The Statement clearly has major benefits in that the movement away from production subsidies, bringing agriculture closer to its markets, is wholly to be welcomed. Does the Minister agree that as we move forward there are two tests: first, how Europe is able to contribute positively to the WTO round and further developments there, in particular in relation to the still restrictive protectionist policies of the United States; and, secondly, perhaps internally, that a movement away from agriculture support per se to rural developments in the broader sense is the greatest challenge we face in relation to our rural areas?

Lord Whitty

Yes, my Lords, I agree entirely that that reflects a great deal of co-operation bilaterally and multilaterally with our European counterparts. The Government's engagement in that has led to us being able to deliver this significant change. The noble Lord is also right that we now face an even bigger challenge in terms of making a success of the WTO talks and ensuring that the Europeans have a constructive effect on those talks. We are starting from a platform that is very positive, whereas a few months ago it looked as though Europe may be going into that discussion with a negative stance.

The noble Lord is also right that we are moving away from a rural policy that is related to subsidising certain parts of food production to one that is of benefit to the rural economy and to rural communities as a whole, including fanning. That is a strong and beneficial development.

Lord Avebury

My Lords, the Minister has said that we are moving away from a system of subsidising food production. Are subsidies to be reduced also in relation to tobacco production?

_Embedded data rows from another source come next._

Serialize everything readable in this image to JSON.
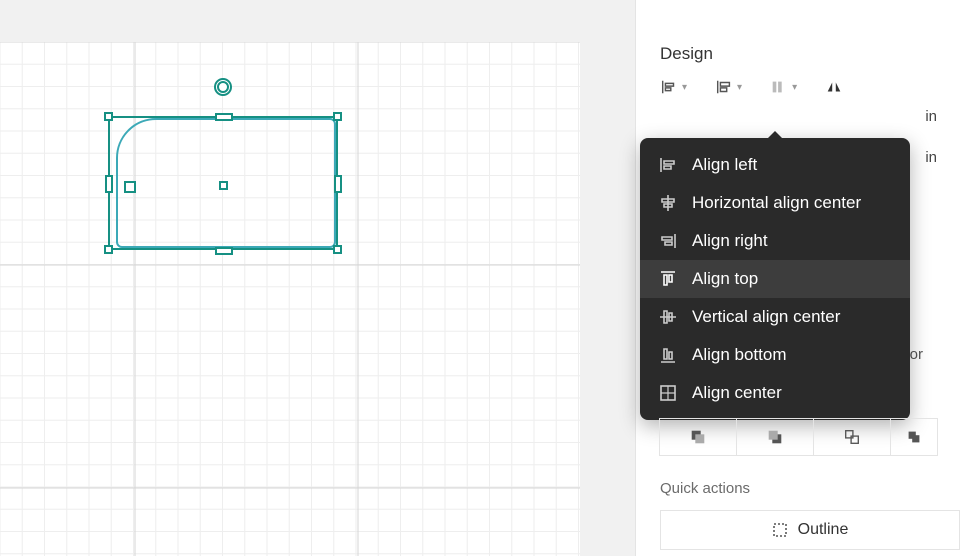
{
  "panel": {
    "title": "Design",
    "quick_actions_label": "Quick actions",
    "outline_label": "Outline",
    "unit1": "in",
    "unit2": "in",
    "hidden_suffix": "or"
  },
  "menu": {
    "items": [
      {
        "label": "Align left",
        "icon": "align-left"
      },
      {
        "label": "Horizontal align center",
        "icon": "h-center"
      },
      {
        "label": "Align right",
        "icon": "align-right"
      },
      {
        "label": "Align top",
        "icon": "align-top",
        "hover": true
      },
      {
        "label": "Vertical align center",
        "icon": "v-center"
      },
      {
        "label": "Align bottom",
        "icon": "align-bottom"
      },
      {
        "label": "Align center",
        "icon": "align-center"
      }
    ]
  }
}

Lord Whitty

No, my Lords. The position on tobacco, sugar and various other commodities was not covered by this package because the timescale of review of those changes is different. We are expecting further proposals from the Commission on sugar, tobacco and other products later this year. I expect that the same principles will begin to apply in those sectors as well.

Lord Dubs

My Lords, I join in the congratulations to the Government on having achieved a prize which, until recently, seemed almost entirely beyond reach. What will be the effect of the proposals on the budget? Can my noble friend say a little more about the effect that they will have on the situation when 10 new countries join the EU?

Lord Whitty

My Lords, clearly those two questions are connected. The negotiations redistribute, rather than alter, the ceiling on the CAP budget, although there is a small element of degressivity built in to the direct payments. Of course, that budget will have to apply to 25 countries, rather than to 15. Therefore, the cost of the budgets per country will be significantly less as a result of that. This, of itself, does not alter the total financial perspective because the ceiling was set at the end of last year in Brussels.

Lord Clark of Windermere

My Lords, I welcome the deal and join in the congratulations. It is a major step forward. As someone who has spent 30 years on the Labour Benches arguing that we need to move subsidies to farmers from production to environmental and other friendly matters, this is perhaps a red-letter day. First, what does this mean for the consumer? Secondly—I declare an interest as chair of the Forestry Commission—does part of the deal relating to the second pillar mean that farm woodland support will be eligible for support under the CAP?

Lord Whitty

My Lords, on the second question, woodland support in certain forms is available under the current Pillar 2 system. This significantly increases the total amount of funds under the Pillar 2 system; therefore, that and other schemes under the system would potentially benefit.

On the benefit to the consumer, that will mean that the European fanner—the British fanner in particular—will produce what the consumers want and not what the subsidy provides for. That should mean that the value to consumers and the ability of consumers to choose high value products that are also profitable to the farmer will significantly increase and the trading applications also mean that in the longer run the cost for any given value should also decrease. Of course, consumers are also taxpayers, so taxpayers will pay for something that is beneficial and not for something that leads to distorted production. Therefore, in many ways consumers will benefit.